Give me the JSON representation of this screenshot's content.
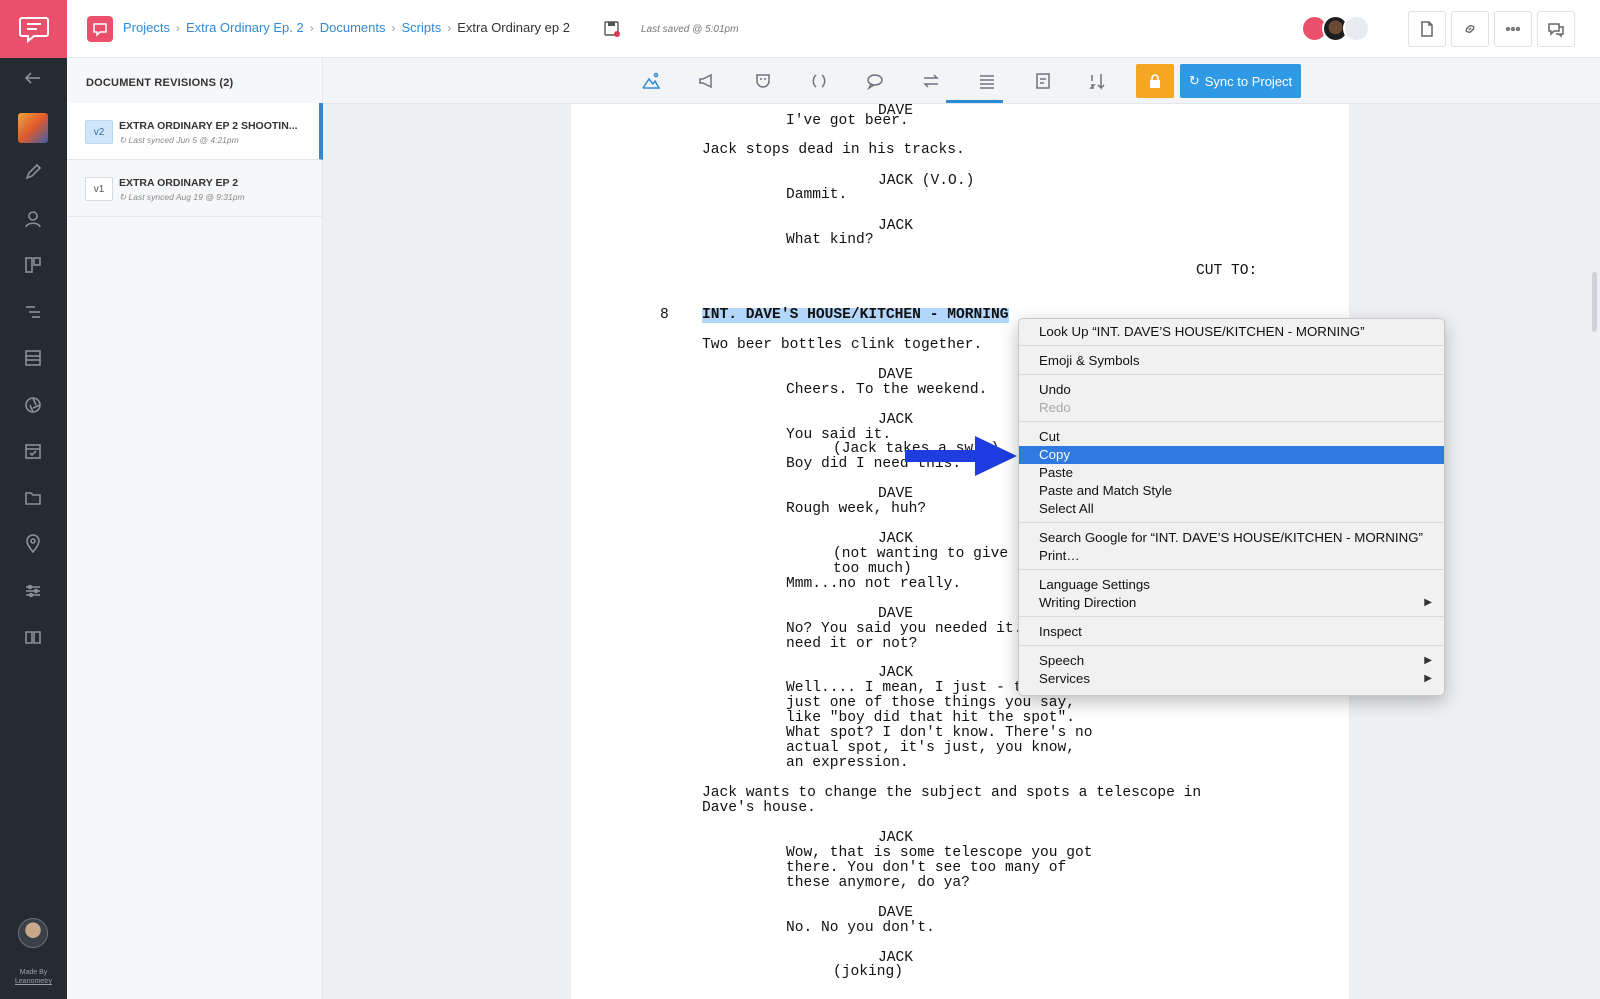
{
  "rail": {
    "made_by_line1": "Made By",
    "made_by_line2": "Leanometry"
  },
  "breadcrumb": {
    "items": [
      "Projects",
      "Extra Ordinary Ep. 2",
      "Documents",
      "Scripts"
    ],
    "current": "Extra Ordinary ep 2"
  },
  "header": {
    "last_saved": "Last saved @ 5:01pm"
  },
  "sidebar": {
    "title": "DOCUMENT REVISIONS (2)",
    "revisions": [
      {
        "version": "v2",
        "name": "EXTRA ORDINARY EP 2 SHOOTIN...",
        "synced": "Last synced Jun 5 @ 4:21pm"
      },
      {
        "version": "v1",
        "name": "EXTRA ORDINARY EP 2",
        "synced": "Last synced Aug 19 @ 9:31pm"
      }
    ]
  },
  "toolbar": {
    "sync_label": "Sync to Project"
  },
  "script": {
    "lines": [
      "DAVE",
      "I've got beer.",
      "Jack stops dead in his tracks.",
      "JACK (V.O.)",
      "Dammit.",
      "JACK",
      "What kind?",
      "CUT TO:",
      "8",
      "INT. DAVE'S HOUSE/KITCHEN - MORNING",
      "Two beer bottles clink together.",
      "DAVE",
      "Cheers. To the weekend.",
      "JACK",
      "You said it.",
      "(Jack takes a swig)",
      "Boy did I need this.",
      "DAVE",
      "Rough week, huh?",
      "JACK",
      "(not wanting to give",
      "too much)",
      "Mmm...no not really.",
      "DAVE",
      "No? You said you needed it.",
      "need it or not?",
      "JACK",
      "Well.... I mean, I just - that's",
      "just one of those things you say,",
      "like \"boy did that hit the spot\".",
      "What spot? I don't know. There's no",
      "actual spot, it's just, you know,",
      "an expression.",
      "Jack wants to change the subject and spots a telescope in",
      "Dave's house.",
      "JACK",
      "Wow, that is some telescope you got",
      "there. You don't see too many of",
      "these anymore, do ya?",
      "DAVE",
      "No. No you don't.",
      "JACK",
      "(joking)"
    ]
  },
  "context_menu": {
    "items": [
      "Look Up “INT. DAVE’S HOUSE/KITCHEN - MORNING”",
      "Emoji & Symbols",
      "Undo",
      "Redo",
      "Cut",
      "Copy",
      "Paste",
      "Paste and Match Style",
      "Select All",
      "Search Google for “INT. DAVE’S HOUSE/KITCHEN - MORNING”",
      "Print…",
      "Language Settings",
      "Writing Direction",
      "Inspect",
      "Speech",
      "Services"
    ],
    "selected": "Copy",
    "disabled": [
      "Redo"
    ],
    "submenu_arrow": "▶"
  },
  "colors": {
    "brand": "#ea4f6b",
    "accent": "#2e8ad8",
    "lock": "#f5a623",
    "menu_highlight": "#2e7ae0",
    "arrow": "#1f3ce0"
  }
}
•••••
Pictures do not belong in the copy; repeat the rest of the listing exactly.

Give me the JSON representation of this screenshot's content.
{
  "rail": {
    "made_by_line1": "Made By",
    "made_by_line2": "Leanometry"
  },
  "breadcrumb": {
    "items": [
      "Projects",
      "Extra Ordinary Ep. 2",
      "Documents",
      "Scripts"
    ],
    "current": "Extra Ordinary ep 2"
  },
  "header": {
    "last_saved": "Last saved @ 5:01pm"
  },
  "sidebar": {
    "title": "DOCUMENT REVISIONS (2)",
    "revisions": [
      {
        "version": "v2",
        "name": "EXTRA ORDINARY EP 2 SHOOTIN...",
        "synced": "Last synced Jun 5 @ 4:21pm"
      },
      {
        "version": "v1",
        "name": "EXTRA ORDINARY EP 2",
        "synced": "Last synced Aug 19 @ 9:31pm"
      }
    ]
  },
  "toolbar": {
    "sync_label": "Sync to Project"
  },
  "script": {
    "lines": [
      "DAVE",
      "I've got beer.",
      "Jack stops dead in his tracks.",
      "JACK (V.O.)",
      "Dammit.",
      "JACK",
      "What kind?",
      "CUT TO:",
      "8",
      "INT. DAVE'S HOUSE/KITCHEN - MORNING",
      "Two beer bottles clink together.",
      "DAVE",
      "Cheers. To the weekend.",
      "JACK",
      "You said it.",
      "(Jack takes a swig)",
      "Boy did I need this.",
      "DAVE",
      "Rough week, huh?",
      "JACK",
      "(not wanting to give",
      "too much)",
      "Mmm...no not really.",
      "DAVE",
      "No? You said you needed it.",
      "need it or not?",
      "JACK",
      "Well.... I mean, I just - that's",
      "just one of those things you say,",
      "like \"boy did that hit the spot\".",
      "What spot? I don't know. There's no",
      "actual spot, it's just, you know,",
      "an expression.",
      "Jack wants to change the subject and spots a telescope in",
      "Dave's house.",
      "JACK",
      "Wow, that is some telescope you got",
      "there. You don't see too many of",
      "these anymore, do ya?",
      "DAVE",
      "No. No you don't.",
      "JACK",
      "(joking)"
    ]
  },
  "context_menu": {
    "items": [
      "Look Up “INT. DAVE’S HOUSE/KITCHEN - MORNING”",
      "Emoji & Symbols",
      "Undo",
      "Redo",
      "Cut",
      "Copy",
      "Paste",
      "Paste and Match Style",
      "Select All",
      "Search Google for “INT. DAVE’S HOUSE/KITCHEN - MORNING”",
      "Print…",
      "Language Settings",
      "Writing Direction",
      "Inspect",
      "Speech",
      "Services"
    ],
    "selected": "Copy",
    "disabled": [
      "Redo"
    ],
    "submenu_arrow": "▶"
  },
  "colors": {
    "brand": "#ea4f6b",
    "accent": "#2e8ad8",
    "lock": "#f5a623",
    "menu_highlight": "#2e7ae0",
    "arrow": "#1f3ce0"
  }
}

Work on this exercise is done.